A sort of meaning that comes back,
Or for the first time comes, but comes too late
To take the places of the faces.
The dead air of summer. Remember
The trees drawn up to their full height like fathers,
The underworld of shade you entered at their feet.
What kind of meaning? Justice was not a closet transcendentalist. The spiritual meant little to him. He was brought up as a Southern Baptist, but lost his faith. It’s the visible, the mortal, and the fleeting that he’s interested in. The experience he’s trying to recall can only be described as aesthetic since it doesn’t really have much other content. He remembers some moment when everything worn-out and old appeared new and beautiful to him. Paradoxically, the power of these poems comes from their narrow range and their repletion. It’s like being inside the head of an insomniac or listening to a neighbor play the same tune on the piano every night. The same images, the same notes recur, casting one deeper and deeper into the mood. “Eternity resembles/One long Sunday afternoon,” he wrote. We know what he is talking about. He has in mind those long-ago afternoons and evenings when our boredom and our sadness conspired to make a kind of happiness we can never bring ourselves to forget. Justice convinces us that all our childhood reveries are worth revisiting again not only to find out who we are but to become poets once more.
Writing about the American poet Weldon Kees, who disappeared mysteriously in 1954 leaving his car in the parking lot near the Golden Gate Bridge and whose poems Justice collected and rescued from oblivion, he describes what attracted him:
The style was almost anonymous and therefore classical, as I saw it then and still today see it. It may be hard for some readers now to imagine the impression of simple purity the Kees style could engender. It does not resound with the high ambition of an Eliot or Pound, it is not half so refined as the Stevens style, not so pugnacious as that of Williams. It is clearly not the style of a writer desperate for novelty, as so many current styles seem to me to be, but instead the style of an honest, plainspoken man, who finds himself impinged upon by a terror special to his time and with which he deals, hopelessly enough, by writing poems. I think it is in large part the very absence of flash that endears Kees to a good many of us—and there will always be those who do not understand that.7

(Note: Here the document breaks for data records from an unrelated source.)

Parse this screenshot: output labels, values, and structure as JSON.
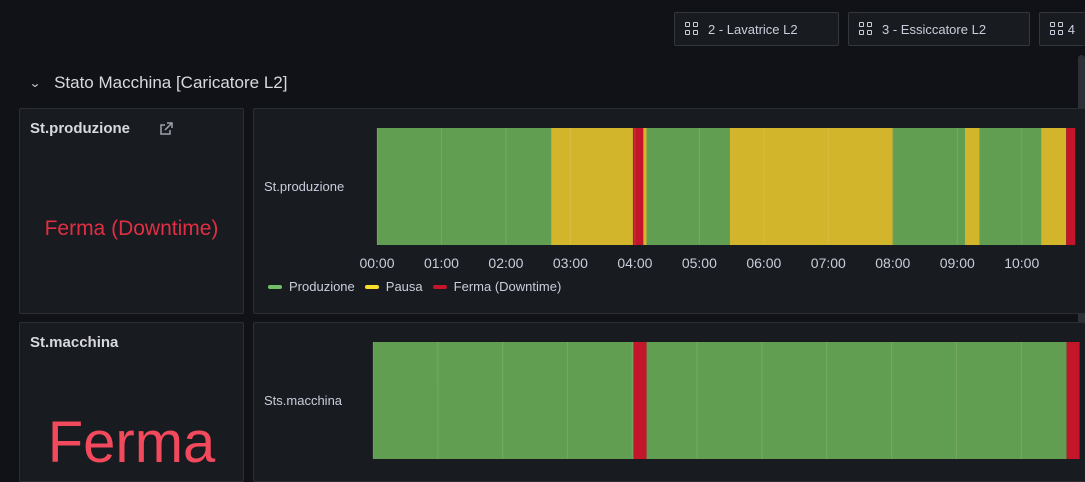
{
  "colors": {
    "produzione": "#629e51",
    "pausa": "#d2b52a",
    "ferma": "#c4162a",
    "stat_red": "#e02f44",
    "background": "#111217",
    "panel": "#181b1f"
  },
  "top_links": [
    {
      "label": "2 - Lavatrice L2",
      "icon": "dashboard-grid-icon"
    },
    {
      "label": "3 - Essiccatore L2",
      "icon": "dashboard-grid-icon"
    },
    {
      "label": "4",
      "icon": "dashboard-grid-icon"
    }
  ],
  "row": {
    "title": "Stato Macchina [Caricatore L2]",
    "icon": "chevron-down-icon"
  },
  "stat_produzione": {
    "title": "St.produzione",
    "value": "Ferma (Downtime)",
    "link_icon": "external-link-icon"
  },
  "stat_macchina": {
    "title": "St.macchina",
    "value": "Ferma"
  },
  "timeline_produzione": {
    "row_label": "St.produzione",
    "legend": [
      {
        "key": "produzione",
        "label": "Produzione"
      },
      {
        "key": "pausa",
        "label": "Pausa"
      },
      {
        "key": "ferma",
        "label": "Ferma (Downtime)"
      }
    ]
  },
  "timeline_macchina": {
    "row_label": "Sts.macchina"
  },
  "chart_data": [
    {
      "type": "state-timeline",
      "row_label": "St.produzione",
      "x_tick_labels": [
        "00:00",
        "01:00",
        "02:00",
        "03:00",
        "04:00",
        "05:00",
        "06:00",
        "07:00",
        "08:00",
        "09:00",
        "10:00"
      ],
      "xlim_hours": [
        0,
        11.4
      ],
      "segments": [
        {
          "start": 0.0,
          "end": 2.7,
          "state": "produzione"
        },
        {
          "start": 2.7,
          "end": 3.97,
          "state": "pausa"
        },
        {
          "start": 3.97,
          "end": 4.13,
          "state": "ferma"
        },
        {
          "start": 4.13,
          "end": 4.18,
          "state": "pausa"
        },
        {
          "start": 4.18,
          "end": 5.47,
          "state": "produzione"
        },
        {
          "start": 5.47,
          "end": 8.0,
          "state": "pausa"
        },
        {
          "start": 8.0,
          "end": 9.12,
          "state": "produzione"
        },
        {
          "start": 9.12,
          "end": 9.35,
          "state": "pausa"
        },
        {
          "start": 9.35,
          "end": 10.3,
          "state": "produzione"
        },
        {
          "start": 10.3,
          "end": 10.69,
          "state": "pausa"
        },
        {
          "start": 10.69,
          "end": 10.83,
          "state": "ferma"
        }
      ],
      "legend": [
        "Produzione",
        "Pausa",
        "Ferma (Downtime)"
      ]
    },
    {
      "type": "state-timeline",
      "row_label": "Sts.macchina",
      "xlim_hours": [
        0,
        11.4
      ],
      "segments": [
        {
          "start": 0.0,
          "end": 4.02,
          "state": "produzione"
        },
        {
          "start": 4.02,
          "end": 4.22,
          "state": "ferma"
        },
        {
          "start": 4.22,
          "end": 10.7,
          "state": "produzione"
        },
        {
          "start": 10.7,
          "end": 10.9,
          "state": "ferma"
        }
      ]
    }
  ]
}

Much of this, of course, is true of Justice himself, although he’s a better poet than Kees ever was. He endeavored to write poetry that has ties to its long tradition, that is not afraid to grapple with some of its toughest formal requirements, but that avoids sounding contrived. The usual American manner in poetry, all earnestness and raw emotion, did not attract him in the least. Justice never strikes poses or indulges himself in being difficult. He thought the poet’s presence ought to be discreet and discernible only in his style. This is not an easy ambition to fulfill since sooner or later one’s autobiography inevitably intrudes into the work. Still, that was his ideal. The great Polish poet Zbigniew Herbert used to say that there were two kinds of poets on earth—the ox poet and the cat poet. The ox poet went out every morning and plowed his field while the cat poet lay around all day napping and hunting only when he was hungry. In an interview with Larry Levis, Justice was asked which kind of poet he was. His reply was, “I’m the kind of cat who envies the ox.”8 We ought to be glad that he was that, a cat stretched on a piano, looking out of the window, watching the rain as the last bus comes, letting dark umbrellas out that open into black flowers, many black flowers.
February 24, 2005
Donald Justice in Conversation with Philip Hoy (London: Between the Lines, 2001), p. 20. ↩
Donald Justice, Platonic Scripts (University of Michigan Press, 1984), p. 63. ↩
Autumn 1960. ↩
Justice, Platonic Scripts, p. 105. ↩
Donald Justice in Conversation with Philip Hoy, p. 45. ↩
Justice, Platonic Scripts, p. 207. ↩
Donald Justice, Oblivion: On Writers and Writing (Story Line Press, 1998), pp. 103–104. ↩
Justice, Platonic Scripts, pp. 79–80. ↩